Every relay team must consist of 4 swimmers. The cost to register a team is $40 per team, or $15 to register as an individual to be placed on a team. Swimmers do not need to be CIASA members to take part. The course will be triangular with each leg of the relay starting and finishing on land. Billed as a fun for all event all swimmers are urged to come out and take part. Proceeds will go to the 2014 Cayman Islands National Junior Swim Team for their trip to CARIFTA in Aruba.

Registration forms and waivers are available on the day, at registration or you can visit CaymanActive to download the registration form in advance at .

If you would like to make a donation contact the Cayman Islands Amateur Swimming Association at


Continue Reading

Rider gets top score in regional dressage contest

| 07/04/2014 | 0 Comments

(CIEF): In the first week of March Cayman Islands Equestrian Federation riders had the opportunity to ride in a National Dressage Show before an overseas foreign judge appointed by the Federation Equestre Internationale, the horse world’s global governing body.

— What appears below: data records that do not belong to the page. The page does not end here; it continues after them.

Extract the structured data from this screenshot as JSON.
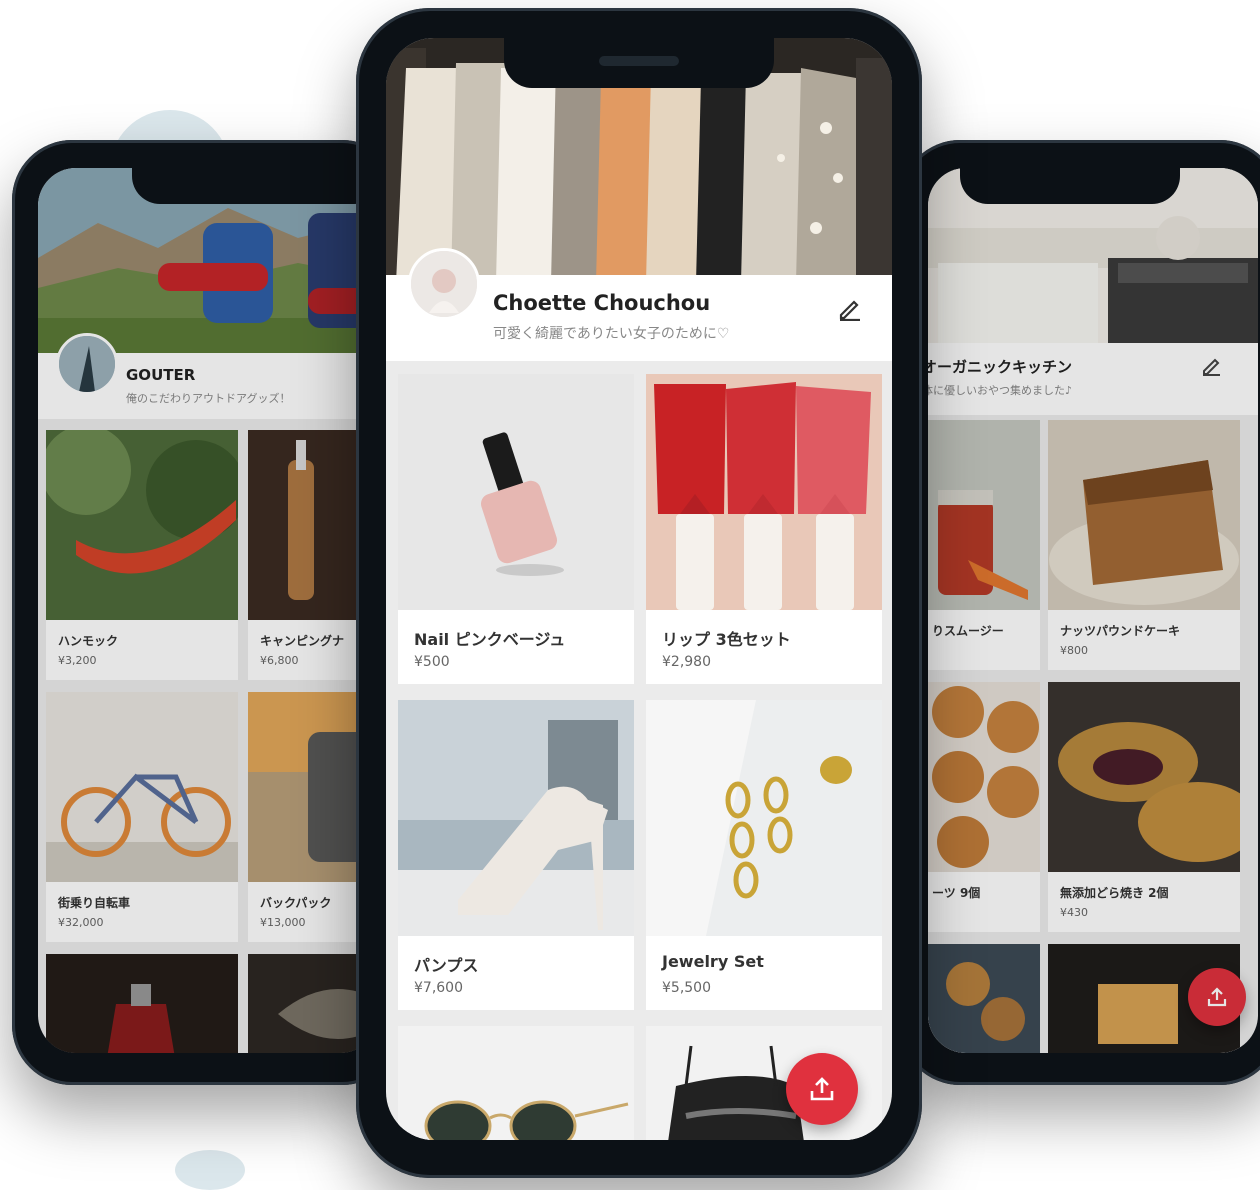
{
  "colors": {
    "accent": "#e0313e",
    "background": "#ffffff",
    "card": "#ffffff"
  },
  "left_phone": {
    "shop_name": "GOUTER",
    "shop_desc": "俺のこだわりアウトドアグッズ！",
    "items": [
      {
        "name": "ハンモック",
        "price": "¥3,200"
      },
      {
        "name": "キャンピングナ",
        "price": "¥6,800"
      },
      {
        "name": "街乗り自転車",
        "price": "¥32,000"
      },
      {
        "name": "バックパック",
        "price": "¥13,000"
      }
    ]
  },
  "center_phone": {
    "shop_name": "Choette Chouchou",
    "shop_desc": "可愛く綺麗でありたい女子のために♡",
    "items": [
      {
        "name": "Nail ピンクベージュ",
        "price": "¥500"
      },
      {
        "name": "リップ 3色セット",
        "price": "¥2,980"
      },
      {
        "name": "パンプス",
        "price": "¥7,600"
      },
      {
        "name": "Jewelry Set",
        "price": "¥5,500"
      }
    ]
  },
  "right_phone": {
    "shop_name": "オーガニックキッチン",
    "shop_desc": "体に優しいおやつ集めました♪",
    "items": [
      {
        "name": "りスムージー",
        "price": ""
      },
      {
        "name": "ナッツパウンドケーキ",
        "price": "¥800"
      },
      {
        "name": "ーツ 9個",
        "price": ""
      },
      {
        "name": "無添加どら焼き 2個",
        "price": "¥430"
      }
    ]
  },
  "icons": {
    "edit": "pencil-icon",
    "share": "share-upload-icon"
  }
}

Cayman is defending its title in the regional contest and Meegan Slattery (left) clocked an outstanding score of 76.875% on her horse Max which should go some way to help the local riders retain the trophy. The Judge, Anders Sucksdorff of Finland, was in Cayman to judge the prestigious World Dressage Challenge and agreed in addition, to judge local riders in various tests.

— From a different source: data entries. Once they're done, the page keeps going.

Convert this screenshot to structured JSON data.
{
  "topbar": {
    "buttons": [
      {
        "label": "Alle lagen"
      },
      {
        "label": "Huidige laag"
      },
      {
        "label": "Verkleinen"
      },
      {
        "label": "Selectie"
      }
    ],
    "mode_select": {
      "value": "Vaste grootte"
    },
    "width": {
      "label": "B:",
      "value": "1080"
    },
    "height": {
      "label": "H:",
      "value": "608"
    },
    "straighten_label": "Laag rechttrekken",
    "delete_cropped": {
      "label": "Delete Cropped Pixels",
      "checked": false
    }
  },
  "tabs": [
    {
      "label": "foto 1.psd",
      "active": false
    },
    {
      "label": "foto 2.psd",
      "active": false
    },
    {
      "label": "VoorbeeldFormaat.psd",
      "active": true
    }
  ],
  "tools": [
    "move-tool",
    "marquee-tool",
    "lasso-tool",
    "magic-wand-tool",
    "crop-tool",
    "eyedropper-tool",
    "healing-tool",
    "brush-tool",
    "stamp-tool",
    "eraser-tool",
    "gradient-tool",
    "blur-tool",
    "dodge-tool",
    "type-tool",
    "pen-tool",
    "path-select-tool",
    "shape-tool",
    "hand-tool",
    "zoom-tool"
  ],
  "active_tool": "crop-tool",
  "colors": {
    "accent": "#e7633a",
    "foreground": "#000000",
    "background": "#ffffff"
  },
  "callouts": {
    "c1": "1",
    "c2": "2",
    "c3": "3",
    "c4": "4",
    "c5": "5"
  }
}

Riders enter a test appropriate to their stage of riding and the breadth of tests on offer is enormous.

The younger children beginning on their ‘dressage journey’ entered the USDF ‘B’ and ‘C’ tests which develop a rider’s  ability to guide their horse in the walk, trot and canter gaits. In the ‘B’ test, Meegan Slattery continued her winning streak with an amazing score of 76.875% on Max.

This was an unusually high score for this Test. The CIEF Board of Directors subsequently awarded Slattery a special High Point Award to mark her success in this test. Second was Eva Muspratt with 70.625%, making her debut on her recently imported pony, Oscar. Third was Leah Alberga on Twinkle with 64% and fourth was Jenna Boucher on Katrina with 60%.

Slattery also took first place in the ‘C’ test on Max with 64.75% with Muspratt and Oscar in second with 63%.

Regina Nowack and Leonora took first in the USEF First Level Test 3 with 64.677%. In the USEF Training Level Test 3 open class, Tracey Surrey and SonRise David took first with 68% and Ashley van den Bol and EWSZ Carmella took second with 63.2%.

Experienced dressage rider, Thea Millward, rode Kartouche in the Medium Test and scored 63.438%, taking first place. Millward is too young to ride this class in the FEI’s World Dressage Challenge as it is normally a test reserved for adults due to its difficulty.

Millward’s skills are certainly up for the task though, and there will be no stopping her next year when she turns 15 and will be able to enter the class as an ‘adult’.

It is hoped the rules of the FEI WDC will be changed to allow talented young riders, like Millward, to enter the WDC at these advanced levels. It is a testament to the equestrian talent developing on island that junior riders like Millward are now beyond the skill level anticipated even at international level.

The next dressage competition, the Caribbean Equestrian Association’s Dressage Competition, takes place on 1st June. Riders in Cayman are judged against their Caribbean counterparts in Barbados, Trinidad and Tobago and Bermuda. As this was a competition Cayman won last year, CIEF riders will be fiercely defending their title this year in the hope of bringing home the silverware once more.

Continue Reading